--- START ---
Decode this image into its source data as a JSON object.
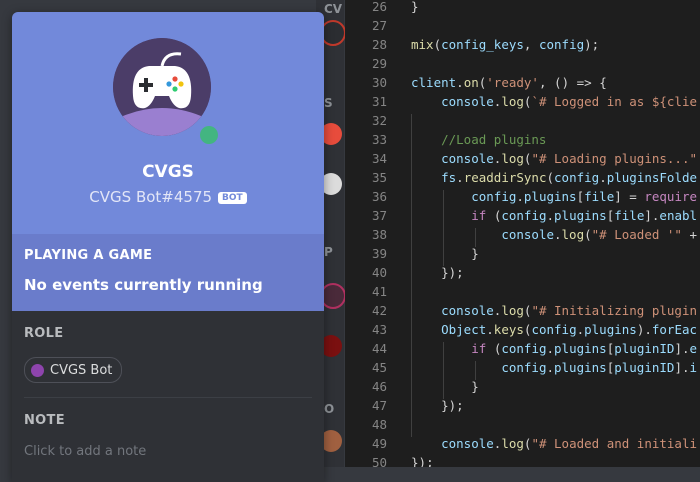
{
  "profile": {
    "display_name": "CVGS",
    "tag": "CVGS Bot#4575",
    "bot_badge": "BOT",
    "status_color": "#43b581",
    "activity_heading": "PLAYING A GAME",
    "activity_text": "No events currently running",
    "role_heading": "ROLE",
    "role_name": "CVGS Bot",
    "role_color": "#8e44ad",
    "note_heading": "NOTE",
    "note_placeholder": "Click to add a note",
    "avatar_icon": "gamepad-icon"
  },
  "member_list": {
    "letters": [
      "CV",
      "S",
      "P",
      "O"
    ]
  },
  "editor": {
    "lines": [
      {
        "n": "26",
        "code": "}"
      },
      {
        "n": "27",
        "code": ""
      },
      {
        "n": "28",
        "code": "mix(config_keys, config);"
      },
      {
        "n": "29",
        "code": ""
      },
      {
        "n": "30",
        "code": "client.on('ready', () => {"
      },
      {
        "n": "31",
        "code": "    console.log(`# Logged in as ${clie"
      },
      {
        "n": "32",
        "code": ""
      },
      {
        "n": "33",
        "code": "    //Load plugins"
      },
      {
        "n": "34",
        "code": "    console.log(\"# Loading plugins...\""
      },
      {
        "n": "35",
        "code": "    fs.readdirSync(config.pluginsFolde"
      },
      {
        "n": "36",
        "code": "        config.plugins[file] = require"
      },
      {
        "n": "37",
        "code": "        if (config.plugins[file].enabl"
      },
      {
        "n": "38",
        "code": "            console.log(\"# Loaded '\" +"
      },
      {
        "n": "39",
        "code": "        }"
      },
      {
        "n": "40",
        "code": "    });"
      },
      {
        "n": "41",
        "code": ""
      },
      {
        "n": "42",
        "code": "    console.log(\"# Initializing plugin"
      },
      {
        "n": "43",
        "code": "    Object.keys(config.plugins).forEac"
      },
      {
        "n": "44",
        "code": "        if (config.plugins[pluginID].e"
      },
      {
        "n": "45",
        "code": "            config.plugins[pluginID].i"
      },
      {
        "n": "46",
        "code": "        }"
      },
      {
        "n": "47",
        "code": "    });"
      },
      {
        "n": "48",
        "code": ""
      },
      {
        "n": "49",
        "code": "    console.log(\"# Loaded and initiali"
      },
      {
        "n": "50",
        "code": "});"
      }
    ]
  },
  "colors": {
    "accent": "#7289da",
    "editor_bg": "#1e1e1e"
  }
}
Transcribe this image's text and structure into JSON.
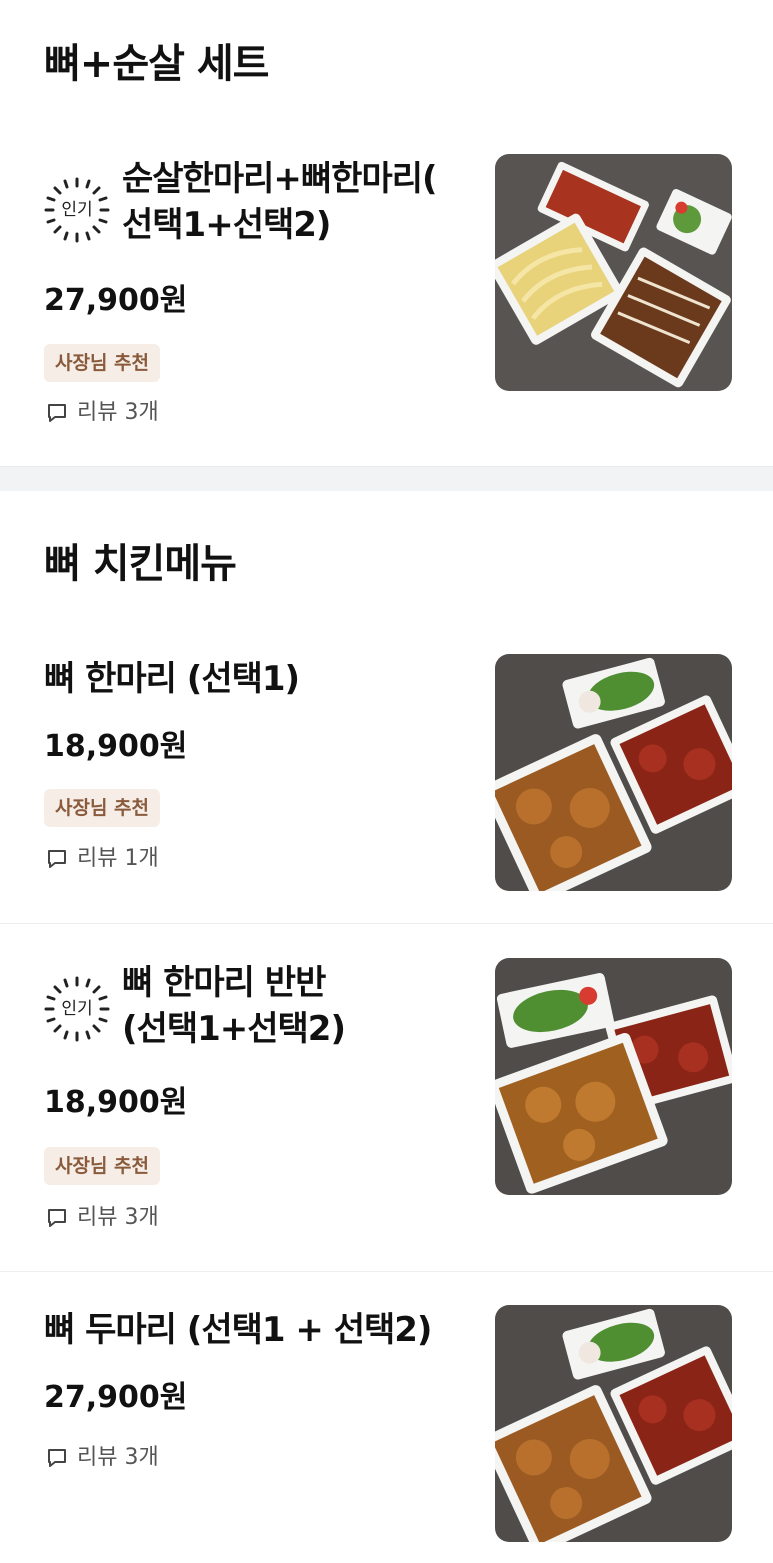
{
  "sections": [
    {
      "title": "뼈+순살 세트",
      "items": [
        {
          "title": "순살한마리+뼈한마리(\n선택1+선택2)",
          "price": "27,900원",
          "popular_badge": "인기",
          "owner_badge": "사장님 추천",
          "reviews": "리뷰 3개",
          "image_icon": "chicken-set-photo"
        }
      ]
    },
    {
      "title": "뼈 치킨메뉴",
      "items": [
        {
          "title": "뼈 한마리 (선택1)",
          "price": "18,900원",
          "owner_badge": "사장님 추천",
          "reviews": "리뷰 1개",
          "image_icon": "chicken-photo"
        },
        {
          "title": "뼈 한마리 반반\n(선택1+선택2)",
          "price": "18,900원",
          "popular_badge": "인기",
          "owner_badge": "사장님 추천",
          "reviews": "리뷰 3개",
          "image_icon": "chicken-half-half-photo"
        },
        {
          "title": "뼈 두마리 (선택1 + 선택2)",
          "price": "27,900원",
          "reviews": "리뷰 3개",
          "image_icon": "chicken-two-photo"
        }
      ]
    }
  ],
  "colors": {
    "owner_badge_bg": "#f5ede6",
    "owner_badge_text": "#8a5a3c",
    "section_band": "#f2f3f5"
  }
}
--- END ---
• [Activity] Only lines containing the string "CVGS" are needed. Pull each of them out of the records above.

• [Result]
    "display_name": "CVGS",
    "tag": "CVGS Bot#4575",
    "role_name": "CVGS Bot",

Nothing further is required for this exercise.